> TASK DETAILS:
The lines needed are those below that contain the word "true"; copy each one.

** GIVEN INFORMATION follows **

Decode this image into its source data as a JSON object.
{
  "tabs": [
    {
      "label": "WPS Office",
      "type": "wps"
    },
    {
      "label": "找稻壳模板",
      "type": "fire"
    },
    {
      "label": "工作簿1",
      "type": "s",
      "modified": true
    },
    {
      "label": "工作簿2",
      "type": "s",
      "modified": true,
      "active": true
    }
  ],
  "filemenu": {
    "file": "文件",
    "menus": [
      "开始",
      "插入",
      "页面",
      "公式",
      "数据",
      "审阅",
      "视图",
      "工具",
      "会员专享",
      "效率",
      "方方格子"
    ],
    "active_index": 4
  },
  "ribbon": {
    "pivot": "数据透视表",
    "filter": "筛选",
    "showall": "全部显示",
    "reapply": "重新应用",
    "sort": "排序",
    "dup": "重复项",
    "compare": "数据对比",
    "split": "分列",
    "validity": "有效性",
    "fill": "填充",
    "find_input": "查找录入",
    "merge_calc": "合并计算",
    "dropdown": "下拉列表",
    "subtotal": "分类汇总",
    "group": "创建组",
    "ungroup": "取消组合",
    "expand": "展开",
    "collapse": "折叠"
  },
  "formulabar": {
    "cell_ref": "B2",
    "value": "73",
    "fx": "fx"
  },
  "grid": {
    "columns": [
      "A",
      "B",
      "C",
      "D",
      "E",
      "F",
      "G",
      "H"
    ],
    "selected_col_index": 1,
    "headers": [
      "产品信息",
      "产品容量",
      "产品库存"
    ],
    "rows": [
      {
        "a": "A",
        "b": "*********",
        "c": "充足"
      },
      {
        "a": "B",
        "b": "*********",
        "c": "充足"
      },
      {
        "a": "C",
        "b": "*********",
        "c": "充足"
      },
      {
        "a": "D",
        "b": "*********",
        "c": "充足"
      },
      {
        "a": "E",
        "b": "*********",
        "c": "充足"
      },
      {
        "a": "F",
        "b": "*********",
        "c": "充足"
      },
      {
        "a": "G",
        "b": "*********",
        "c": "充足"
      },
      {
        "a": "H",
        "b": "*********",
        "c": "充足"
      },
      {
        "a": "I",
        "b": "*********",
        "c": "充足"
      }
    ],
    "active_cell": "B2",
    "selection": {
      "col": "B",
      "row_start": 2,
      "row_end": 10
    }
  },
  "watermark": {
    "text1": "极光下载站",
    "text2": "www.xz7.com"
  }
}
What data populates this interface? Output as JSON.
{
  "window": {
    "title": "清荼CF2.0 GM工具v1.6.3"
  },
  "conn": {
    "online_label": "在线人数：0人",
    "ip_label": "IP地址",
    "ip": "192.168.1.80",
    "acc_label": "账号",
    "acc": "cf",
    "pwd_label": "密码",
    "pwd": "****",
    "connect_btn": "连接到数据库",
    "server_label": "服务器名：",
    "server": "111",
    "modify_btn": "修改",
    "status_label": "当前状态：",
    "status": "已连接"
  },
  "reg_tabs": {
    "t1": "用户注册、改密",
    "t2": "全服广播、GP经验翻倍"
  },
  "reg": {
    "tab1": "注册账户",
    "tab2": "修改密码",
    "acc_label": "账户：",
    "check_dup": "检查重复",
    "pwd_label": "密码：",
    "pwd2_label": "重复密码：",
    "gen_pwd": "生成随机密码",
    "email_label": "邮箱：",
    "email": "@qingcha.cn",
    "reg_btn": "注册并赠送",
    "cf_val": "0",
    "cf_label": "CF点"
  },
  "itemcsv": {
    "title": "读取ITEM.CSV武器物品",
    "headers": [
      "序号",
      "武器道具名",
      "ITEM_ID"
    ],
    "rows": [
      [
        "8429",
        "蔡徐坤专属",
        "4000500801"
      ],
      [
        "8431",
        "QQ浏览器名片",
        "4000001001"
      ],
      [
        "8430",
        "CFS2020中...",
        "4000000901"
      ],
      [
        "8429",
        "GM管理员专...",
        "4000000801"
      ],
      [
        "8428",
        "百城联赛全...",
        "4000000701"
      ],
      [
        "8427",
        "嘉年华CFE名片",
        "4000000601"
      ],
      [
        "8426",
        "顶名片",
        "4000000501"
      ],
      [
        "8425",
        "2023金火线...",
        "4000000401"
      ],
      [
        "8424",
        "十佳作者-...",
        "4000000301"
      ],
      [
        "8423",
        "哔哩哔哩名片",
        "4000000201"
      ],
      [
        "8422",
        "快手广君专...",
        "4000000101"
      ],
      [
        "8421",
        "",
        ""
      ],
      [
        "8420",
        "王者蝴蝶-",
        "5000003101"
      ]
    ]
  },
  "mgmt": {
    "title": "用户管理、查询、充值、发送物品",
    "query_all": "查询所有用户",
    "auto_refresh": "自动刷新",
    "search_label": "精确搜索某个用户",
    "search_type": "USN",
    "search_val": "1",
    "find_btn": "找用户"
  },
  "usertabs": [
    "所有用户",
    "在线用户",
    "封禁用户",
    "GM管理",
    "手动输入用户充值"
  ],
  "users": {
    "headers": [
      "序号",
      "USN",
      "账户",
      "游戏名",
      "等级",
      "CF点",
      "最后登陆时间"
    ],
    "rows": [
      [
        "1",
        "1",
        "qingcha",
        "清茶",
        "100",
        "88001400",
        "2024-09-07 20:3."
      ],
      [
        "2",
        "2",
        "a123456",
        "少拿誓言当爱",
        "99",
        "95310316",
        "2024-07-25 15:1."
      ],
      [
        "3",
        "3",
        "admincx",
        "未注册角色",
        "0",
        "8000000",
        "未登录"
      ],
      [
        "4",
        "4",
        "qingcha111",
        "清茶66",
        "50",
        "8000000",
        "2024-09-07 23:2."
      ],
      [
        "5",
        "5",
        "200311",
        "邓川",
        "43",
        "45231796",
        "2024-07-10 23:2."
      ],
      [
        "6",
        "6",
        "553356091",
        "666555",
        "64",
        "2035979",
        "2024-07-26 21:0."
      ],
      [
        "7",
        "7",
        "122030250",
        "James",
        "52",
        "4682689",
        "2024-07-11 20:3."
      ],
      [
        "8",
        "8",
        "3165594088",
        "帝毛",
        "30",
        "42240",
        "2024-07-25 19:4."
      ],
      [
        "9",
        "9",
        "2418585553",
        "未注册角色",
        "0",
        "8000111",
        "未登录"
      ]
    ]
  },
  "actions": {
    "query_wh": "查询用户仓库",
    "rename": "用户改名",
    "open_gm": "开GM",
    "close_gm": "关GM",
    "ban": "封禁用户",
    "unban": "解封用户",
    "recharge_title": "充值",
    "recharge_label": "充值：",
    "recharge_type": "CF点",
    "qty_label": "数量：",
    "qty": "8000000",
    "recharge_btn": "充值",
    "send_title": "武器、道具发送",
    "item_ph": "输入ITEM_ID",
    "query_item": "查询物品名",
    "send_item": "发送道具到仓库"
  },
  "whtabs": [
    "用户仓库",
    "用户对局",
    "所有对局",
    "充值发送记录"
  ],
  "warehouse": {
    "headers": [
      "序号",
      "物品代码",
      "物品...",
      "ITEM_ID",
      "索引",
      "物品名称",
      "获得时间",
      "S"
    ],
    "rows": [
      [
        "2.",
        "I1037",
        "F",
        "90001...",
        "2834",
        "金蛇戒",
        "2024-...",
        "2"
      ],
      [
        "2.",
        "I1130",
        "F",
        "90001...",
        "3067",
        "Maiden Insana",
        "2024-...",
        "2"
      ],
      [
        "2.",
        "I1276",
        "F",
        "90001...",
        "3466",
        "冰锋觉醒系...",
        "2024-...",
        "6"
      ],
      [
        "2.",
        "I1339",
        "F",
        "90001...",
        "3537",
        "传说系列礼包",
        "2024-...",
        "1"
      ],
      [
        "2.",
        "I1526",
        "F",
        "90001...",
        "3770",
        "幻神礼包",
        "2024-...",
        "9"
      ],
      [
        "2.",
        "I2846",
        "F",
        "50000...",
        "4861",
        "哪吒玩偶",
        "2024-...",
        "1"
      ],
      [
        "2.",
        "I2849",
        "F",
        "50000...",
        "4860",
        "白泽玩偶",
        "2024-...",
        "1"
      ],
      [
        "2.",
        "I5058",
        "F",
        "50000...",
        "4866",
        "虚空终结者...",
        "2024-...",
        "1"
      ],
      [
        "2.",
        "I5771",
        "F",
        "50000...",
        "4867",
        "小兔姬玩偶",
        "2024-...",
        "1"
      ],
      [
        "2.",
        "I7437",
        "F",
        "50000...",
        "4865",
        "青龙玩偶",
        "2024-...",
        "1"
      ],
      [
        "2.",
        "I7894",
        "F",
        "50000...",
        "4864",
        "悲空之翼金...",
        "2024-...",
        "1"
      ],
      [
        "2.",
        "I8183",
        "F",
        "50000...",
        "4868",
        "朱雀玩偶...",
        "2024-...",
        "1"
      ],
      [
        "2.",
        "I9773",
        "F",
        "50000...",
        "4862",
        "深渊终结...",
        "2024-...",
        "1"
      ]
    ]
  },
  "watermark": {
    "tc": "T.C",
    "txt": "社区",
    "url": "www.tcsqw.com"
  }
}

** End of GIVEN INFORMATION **

> THE ANSWER:
      "modified": true
      "modified": true,
      "active": true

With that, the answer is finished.